Required work: Restate all of the material, keeping every line identical to the original.

Supplied material:

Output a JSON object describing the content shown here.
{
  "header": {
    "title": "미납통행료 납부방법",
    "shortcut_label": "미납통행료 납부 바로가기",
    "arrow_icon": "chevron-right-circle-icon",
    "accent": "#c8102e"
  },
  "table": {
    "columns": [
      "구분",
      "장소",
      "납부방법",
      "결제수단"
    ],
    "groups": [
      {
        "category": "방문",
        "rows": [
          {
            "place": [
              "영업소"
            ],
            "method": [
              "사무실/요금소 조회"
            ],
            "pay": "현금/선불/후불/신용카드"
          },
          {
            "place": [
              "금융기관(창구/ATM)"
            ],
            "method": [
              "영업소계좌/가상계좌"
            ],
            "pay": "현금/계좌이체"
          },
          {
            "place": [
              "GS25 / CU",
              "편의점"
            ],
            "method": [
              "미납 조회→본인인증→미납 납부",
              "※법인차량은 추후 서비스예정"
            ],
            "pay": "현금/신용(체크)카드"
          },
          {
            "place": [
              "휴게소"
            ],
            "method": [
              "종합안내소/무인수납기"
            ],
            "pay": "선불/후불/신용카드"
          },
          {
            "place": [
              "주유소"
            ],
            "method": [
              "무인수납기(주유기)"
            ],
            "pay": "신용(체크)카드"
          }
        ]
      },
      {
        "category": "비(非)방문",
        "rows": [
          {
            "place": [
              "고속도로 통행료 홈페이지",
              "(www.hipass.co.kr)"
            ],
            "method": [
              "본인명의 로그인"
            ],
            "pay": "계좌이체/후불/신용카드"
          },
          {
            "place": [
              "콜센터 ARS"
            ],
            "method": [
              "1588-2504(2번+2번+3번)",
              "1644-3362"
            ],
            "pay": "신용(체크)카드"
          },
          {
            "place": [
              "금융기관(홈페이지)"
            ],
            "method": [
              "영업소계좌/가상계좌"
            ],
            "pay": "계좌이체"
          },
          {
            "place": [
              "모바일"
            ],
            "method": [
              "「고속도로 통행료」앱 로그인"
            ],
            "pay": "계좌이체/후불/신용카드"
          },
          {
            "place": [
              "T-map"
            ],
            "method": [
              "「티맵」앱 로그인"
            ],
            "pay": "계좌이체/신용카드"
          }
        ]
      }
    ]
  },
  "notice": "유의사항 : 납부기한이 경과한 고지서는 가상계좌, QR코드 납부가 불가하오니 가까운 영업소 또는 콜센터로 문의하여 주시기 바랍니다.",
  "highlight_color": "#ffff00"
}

Response to this task:
Output a JSON object describing the content shown here.
{
  "header": {
    "title": "미납통행료 납부방법",
    "shortcut_label": "미납통행료 납부 바로가기",
    "arrow_icon": "chevron-right-circle-icon",
    "accent": "#c8102e"
  },
  "table": {
    "columns": [
      "구분",
      "장소",
      "납부방법",
      "결제수단"
    ],
    "groups": [
      {
        "category": "방문",
        "rows": [
          {
            "place": [
              "영업소"
            ],
            "method": [
              "사무실/요금소 조회"
            ],
            "pay": "현금/선불/후불/신용카드"
          },
          {
            "place": [
              "금융기관(창구/ATM)"
            ],
            "method": [
              "영업소계좌/가상계좌"
            ],
            "pay": "현금/계좌이체"
          },
          {
            "place": [
              "GS25 / CU",
              "편의점"
            ],
            "method": [
              "미납 조회→본인인증→미납 납부",
              "※법인차량은 추후 서비스예정"
            ],
            "pay": "현금/신용(체크)카드"
          },
          {
            "place": [
              "휴게소"
            ],
            "method": [
              "종합안내소/무인수납기"
            ],
            "pay": "선불/후불/신용카드"
          },
          {
            "place": [
              "주유소"
            ],
            "method": [
              "무인수납기(주유기)"
            ],
            "pay": "신용(체크)카드"
          }
        ]
      },
      {
        "category": "비(非)방문",
        "rows": [
          {
            "place": [
              "고속도로 통행료 홈페이지",
              "(www.hipass.co.kr)"
            ],
            "method": [
              "본인명의 로그인"
            ],
            "pay": "계좌이체/후불/신용카드"
          },
          {
            "place": [
              "콜센터 ARS"
            ],
            "method": [
              "1588-2504(2번+2번+3번)",
              "1644-3362"
            ],
            "pay": "신용(체크)카드"
          },
          {
            "place": [
              "금융기관(홈페이지)"
            ],
            "method": [
              "영업소계좌/가상계좌"
            ],
            "pay": "계좌이체"
          },
          {
            "place": [
              "모바일"
            ],
            "method": [
              "「고속도로 통행료」앱 로그인"
            ],
            "pay": "계좌이체/후불/신용카드"
          },
          {
            "place": [
              "T-map"
            ],
            "method": [
              "「티맵」앱 로그인"
            ],
            "pay": "계좌이체/신용카드"
          }
        ]
      }
    ]
  },
  "notice": "유의사항 : 납부기한이 경과한 고지서는 가상계좌, QR코드 납부가 불가하오니 가까운 영업소 또는 콜센터로 문의하여 주시기 바랍니다.",
  "highlight_color": "#ffff00"
}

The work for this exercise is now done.